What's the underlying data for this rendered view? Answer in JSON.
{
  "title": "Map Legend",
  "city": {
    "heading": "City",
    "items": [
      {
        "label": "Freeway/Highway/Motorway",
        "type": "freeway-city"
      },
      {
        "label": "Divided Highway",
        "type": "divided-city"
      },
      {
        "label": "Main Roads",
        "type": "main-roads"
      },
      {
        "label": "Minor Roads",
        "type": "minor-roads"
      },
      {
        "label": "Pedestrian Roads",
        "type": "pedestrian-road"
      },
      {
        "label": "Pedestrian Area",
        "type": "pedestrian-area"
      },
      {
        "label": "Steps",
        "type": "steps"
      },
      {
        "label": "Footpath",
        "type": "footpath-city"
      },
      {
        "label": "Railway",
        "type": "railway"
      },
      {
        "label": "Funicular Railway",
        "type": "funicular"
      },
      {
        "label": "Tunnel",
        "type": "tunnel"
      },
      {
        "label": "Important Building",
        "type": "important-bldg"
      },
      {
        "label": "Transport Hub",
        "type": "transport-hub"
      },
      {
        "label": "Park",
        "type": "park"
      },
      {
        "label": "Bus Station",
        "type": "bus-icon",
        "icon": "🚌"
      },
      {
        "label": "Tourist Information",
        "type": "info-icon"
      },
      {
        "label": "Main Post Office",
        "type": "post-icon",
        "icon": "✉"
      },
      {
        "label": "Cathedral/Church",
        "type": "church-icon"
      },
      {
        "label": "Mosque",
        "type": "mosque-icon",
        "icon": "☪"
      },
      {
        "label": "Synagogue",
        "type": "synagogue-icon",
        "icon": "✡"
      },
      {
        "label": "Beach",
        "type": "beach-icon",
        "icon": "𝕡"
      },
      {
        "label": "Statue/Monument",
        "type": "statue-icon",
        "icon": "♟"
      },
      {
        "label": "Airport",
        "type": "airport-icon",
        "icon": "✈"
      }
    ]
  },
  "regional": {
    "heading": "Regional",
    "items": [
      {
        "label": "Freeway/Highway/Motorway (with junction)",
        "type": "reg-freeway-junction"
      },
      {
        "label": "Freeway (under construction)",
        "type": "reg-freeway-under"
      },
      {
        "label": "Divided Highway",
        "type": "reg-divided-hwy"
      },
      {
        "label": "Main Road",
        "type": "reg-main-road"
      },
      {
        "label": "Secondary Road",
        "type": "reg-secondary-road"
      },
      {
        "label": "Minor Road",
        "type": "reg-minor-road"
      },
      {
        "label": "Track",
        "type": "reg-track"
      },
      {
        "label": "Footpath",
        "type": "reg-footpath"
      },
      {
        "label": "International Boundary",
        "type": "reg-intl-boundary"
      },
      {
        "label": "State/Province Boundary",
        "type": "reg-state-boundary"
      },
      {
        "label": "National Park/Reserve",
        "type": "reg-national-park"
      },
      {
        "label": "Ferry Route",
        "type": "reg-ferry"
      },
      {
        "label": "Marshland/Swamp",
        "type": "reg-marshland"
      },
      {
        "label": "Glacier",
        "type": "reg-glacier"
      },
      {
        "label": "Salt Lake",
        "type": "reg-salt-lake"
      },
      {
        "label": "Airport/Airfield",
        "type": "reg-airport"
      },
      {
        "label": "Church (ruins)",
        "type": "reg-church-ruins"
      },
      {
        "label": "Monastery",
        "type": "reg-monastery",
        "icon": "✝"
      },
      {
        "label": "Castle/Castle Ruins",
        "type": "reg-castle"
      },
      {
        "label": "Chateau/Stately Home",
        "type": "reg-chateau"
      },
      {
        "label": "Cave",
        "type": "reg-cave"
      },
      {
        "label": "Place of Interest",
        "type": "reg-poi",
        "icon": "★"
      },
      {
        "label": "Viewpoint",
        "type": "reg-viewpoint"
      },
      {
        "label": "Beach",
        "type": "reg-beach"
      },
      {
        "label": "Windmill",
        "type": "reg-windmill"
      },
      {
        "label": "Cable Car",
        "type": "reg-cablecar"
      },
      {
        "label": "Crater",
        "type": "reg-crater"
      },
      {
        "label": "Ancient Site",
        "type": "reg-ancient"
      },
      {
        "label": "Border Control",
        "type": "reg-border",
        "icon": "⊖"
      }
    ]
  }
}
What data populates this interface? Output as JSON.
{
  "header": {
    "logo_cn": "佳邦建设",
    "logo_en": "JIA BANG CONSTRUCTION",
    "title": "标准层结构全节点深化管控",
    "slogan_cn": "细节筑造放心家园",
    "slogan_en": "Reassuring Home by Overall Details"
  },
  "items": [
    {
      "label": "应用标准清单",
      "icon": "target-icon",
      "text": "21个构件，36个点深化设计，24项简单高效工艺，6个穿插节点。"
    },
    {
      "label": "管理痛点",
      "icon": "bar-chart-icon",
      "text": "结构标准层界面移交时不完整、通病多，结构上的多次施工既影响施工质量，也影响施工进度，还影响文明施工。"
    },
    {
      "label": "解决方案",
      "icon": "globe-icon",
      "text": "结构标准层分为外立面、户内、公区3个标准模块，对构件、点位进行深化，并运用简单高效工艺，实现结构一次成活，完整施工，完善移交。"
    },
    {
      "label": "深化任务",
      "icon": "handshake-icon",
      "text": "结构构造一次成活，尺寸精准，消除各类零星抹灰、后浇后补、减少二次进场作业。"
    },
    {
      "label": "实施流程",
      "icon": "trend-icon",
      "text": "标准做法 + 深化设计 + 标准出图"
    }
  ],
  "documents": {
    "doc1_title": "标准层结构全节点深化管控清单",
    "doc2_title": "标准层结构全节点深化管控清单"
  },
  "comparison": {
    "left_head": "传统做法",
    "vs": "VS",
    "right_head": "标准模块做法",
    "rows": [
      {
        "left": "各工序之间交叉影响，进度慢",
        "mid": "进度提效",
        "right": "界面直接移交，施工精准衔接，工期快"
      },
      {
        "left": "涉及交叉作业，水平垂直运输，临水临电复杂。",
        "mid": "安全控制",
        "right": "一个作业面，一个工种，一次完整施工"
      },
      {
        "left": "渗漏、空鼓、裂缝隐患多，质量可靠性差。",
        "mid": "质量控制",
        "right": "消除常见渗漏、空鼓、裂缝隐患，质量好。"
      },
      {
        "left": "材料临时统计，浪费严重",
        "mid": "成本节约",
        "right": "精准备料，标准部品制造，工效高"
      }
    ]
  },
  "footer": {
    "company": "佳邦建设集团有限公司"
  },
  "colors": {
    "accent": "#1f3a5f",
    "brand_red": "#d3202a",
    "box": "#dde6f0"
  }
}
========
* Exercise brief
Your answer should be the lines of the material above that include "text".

* Written reply
      "text": "21个构件，36个点深化设计，24项简单高效工艺，6个穿插节点。"
      "text": "结构标准层界面移交时不完整、通病多，结构上的多次施工既影响施工质量，也影响施工进度，还影响文明施工。"
      "text": "结构标准层分为外立面、户内、公区3个标准模块，对构件、点位进行深化，并运用简单高效工艺，实现结构一次成活，完整施工，完善移交。"
      "text": "结构构造一次成活，尺寸精准，消除各类零星抹灰、后浇后补、减少二次进场作业。"
      "text": "标准做法 + 深化设计 + 标准出图"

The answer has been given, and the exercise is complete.